All My Sons
Seen at Theatre Royal, Glasgow;
touring until September 26
My Name Is…
Seen at Cumbernauld Theatre;
touring until October 2
Reviewed by Mark Brown
Michael Emans, director of Glasgow-based touring company Rapture Theatre, must have felt cursed on Wednesday’s press night of his production of Arthur Miller’s superb tragedy All My Sons. It was hit, not only with the illness of actor Paul Shelley (in the lead role of war profiteer Joe Keller) a few days before opening, but also a fainting fit, late in the final act, which afflicted Trudie Goodwin (playing Keller’s wife, Kate).
After a short intermission, the brave Goodwin was able to continue, her unsteadiness strangely appropriate to her character’s increasing distress. Even more impressive was the excellent playing of Keller by David Tarkenter, who stepped into the lead from his supporting role as Dr Jim Bayliss (a part that was taken on admirably by Stewart Porter).
One hopes, of course, that Shelley makes a rapid and full recovery. However, as long as he is away, Emans is blessed with a fine stand-in as Keller. Tarkenter is compelling and visibly diminishing as the businessman who, although exonerated, is still widely suspected of sending faulty parts to the US Air Force during the Second World War (leading to the deaths of 21 airmen).
Emans’s presentation is very much in the American-British tradition of faithful, realist renderings of classical texts. Neil Murray’s set, a whitewashed, middle-class American house with a carefully maintained front yard, is emblematic of the production’s steady approach.
The acting, however, is decidedly uneven. Robert Jack (Chris) and Bryony Afferson (Ann Deever, Chris’s love interest, and daughter to Keller’s imprisoned business partner) give strong performances. There is less assured playing in some supporting roles, not least Michael Moreland, uncertain and dubiously accented as Ann’s brother George, and Lyn McAndrew, who overacts neighbour Sue Bayliss.
There could hardly be a greater difference between All My Sons (a work of tragic theatrical imagination) and My Name Is…, Sudha Bhuchar’s verbatim drama for London-based Tamasha Theatre. It has often been said that verbatim theatre, in which, typically, political issues are explored by way of words spoken by the real people involved, is the result of “the failure of journalism”.
This is, perhaps, truer of Bhuchar’s piece than of any other verbatim play. Stephen Lawrence drama The Colour Of Justice (to take one notable example) was, arguably, necessitated by journalism’s failure to pursue the guilty.

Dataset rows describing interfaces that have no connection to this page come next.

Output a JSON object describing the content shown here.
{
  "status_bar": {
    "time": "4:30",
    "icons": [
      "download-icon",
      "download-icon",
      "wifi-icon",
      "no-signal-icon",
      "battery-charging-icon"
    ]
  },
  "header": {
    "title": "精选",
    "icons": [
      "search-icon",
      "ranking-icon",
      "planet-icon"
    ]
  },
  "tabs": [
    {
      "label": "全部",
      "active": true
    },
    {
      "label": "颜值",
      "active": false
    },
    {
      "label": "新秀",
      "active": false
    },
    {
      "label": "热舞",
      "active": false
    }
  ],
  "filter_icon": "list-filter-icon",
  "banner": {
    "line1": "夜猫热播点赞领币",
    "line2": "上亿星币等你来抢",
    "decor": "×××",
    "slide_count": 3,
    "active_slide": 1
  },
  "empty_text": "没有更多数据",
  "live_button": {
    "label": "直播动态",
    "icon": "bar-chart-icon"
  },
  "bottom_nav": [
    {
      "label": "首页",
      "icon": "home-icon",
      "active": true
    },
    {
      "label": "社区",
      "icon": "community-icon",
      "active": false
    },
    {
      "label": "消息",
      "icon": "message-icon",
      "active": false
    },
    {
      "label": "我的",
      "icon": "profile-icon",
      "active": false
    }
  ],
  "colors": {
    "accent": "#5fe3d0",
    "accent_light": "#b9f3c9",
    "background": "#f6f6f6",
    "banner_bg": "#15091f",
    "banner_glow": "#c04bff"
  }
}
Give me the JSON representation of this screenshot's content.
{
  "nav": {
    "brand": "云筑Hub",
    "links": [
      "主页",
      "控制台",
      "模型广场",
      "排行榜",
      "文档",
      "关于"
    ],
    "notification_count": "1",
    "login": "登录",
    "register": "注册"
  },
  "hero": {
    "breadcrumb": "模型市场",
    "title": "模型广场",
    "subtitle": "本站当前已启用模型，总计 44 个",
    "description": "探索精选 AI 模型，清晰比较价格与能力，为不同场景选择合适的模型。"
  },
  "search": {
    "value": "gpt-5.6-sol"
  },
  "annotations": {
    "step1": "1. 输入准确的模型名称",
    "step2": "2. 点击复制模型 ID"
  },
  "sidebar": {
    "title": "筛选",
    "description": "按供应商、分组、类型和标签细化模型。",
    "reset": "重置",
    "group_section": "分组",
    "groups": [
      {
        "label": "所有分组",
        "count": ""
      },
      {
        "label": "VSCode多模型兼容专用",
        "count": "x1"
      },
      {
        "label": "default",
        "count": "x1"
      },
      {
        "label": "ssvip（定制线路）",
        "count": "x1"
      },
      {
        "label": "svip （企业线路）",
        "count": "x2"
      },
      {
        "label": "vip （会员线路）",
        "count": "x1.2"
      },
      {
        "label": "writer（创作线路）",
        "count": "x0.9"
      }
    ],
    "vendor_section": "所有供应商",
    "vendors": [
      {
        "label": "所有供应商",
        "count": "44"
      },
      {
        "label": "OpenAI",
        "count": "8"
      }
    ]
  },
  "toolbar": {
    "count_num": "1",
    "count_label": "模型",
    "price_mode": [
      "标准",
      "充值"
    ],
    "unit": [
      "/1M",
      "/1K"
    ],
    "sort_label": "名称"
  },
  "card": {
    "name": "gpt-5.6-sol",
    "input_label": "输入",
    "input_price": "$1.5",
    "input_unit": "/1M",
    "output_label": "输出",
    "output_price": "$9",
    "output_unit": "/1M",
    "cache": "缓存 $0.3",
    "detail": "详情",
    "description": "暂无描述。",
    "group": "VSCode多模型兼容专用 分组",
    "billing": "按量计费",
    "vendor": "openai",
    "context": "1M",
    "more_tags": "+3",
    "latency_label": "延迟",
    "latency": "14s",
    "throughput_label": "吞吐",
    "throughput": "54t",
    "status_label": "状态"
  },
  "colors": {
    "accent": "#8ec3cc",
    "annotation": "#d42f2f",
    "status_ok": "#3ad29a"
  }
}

By contrast, Bhuchar’s piece is about a story which received more than enough attention from the British press. The 2006 case of the Scots-Pakistani girl, known as both Molly Campbell and Misbah Rana, disgraced much of UK journalism.
When, following the breakdown of her parents’ marriage, Molly (the name she now lives under) went to Pakistan with her father, Sajad Rana, the UK mass media exploded with stories of her “abduction” and likely “forced marriage”. When Molly appeared on TV declaring that she had gone to Pakistan of her own free will and wanted to remain there with her father, sections of an embarrassed media changed tack, with lurid stories of Louise Campbell being an “unfit mother”.
Bhuchar conducted interviews with the three protagonists, and her play (in which names are fictionalised) is well-acted and scrupulously fair. Its integrity should chasten those elements in the media that were guilty, not only of sensationalism, but also of Islamophobia and racism.
That said, there is little director Philip Osment can do to make Bhuchar’s essentially journalistic work into something truly theatrical. Like so many verbatim dramas, one cannot help but feel that the right platform for it would be a TV documentary, rather than a stage.
These reviews were originally published in the Sunday Herald on September 6, 2015
© Mark Brown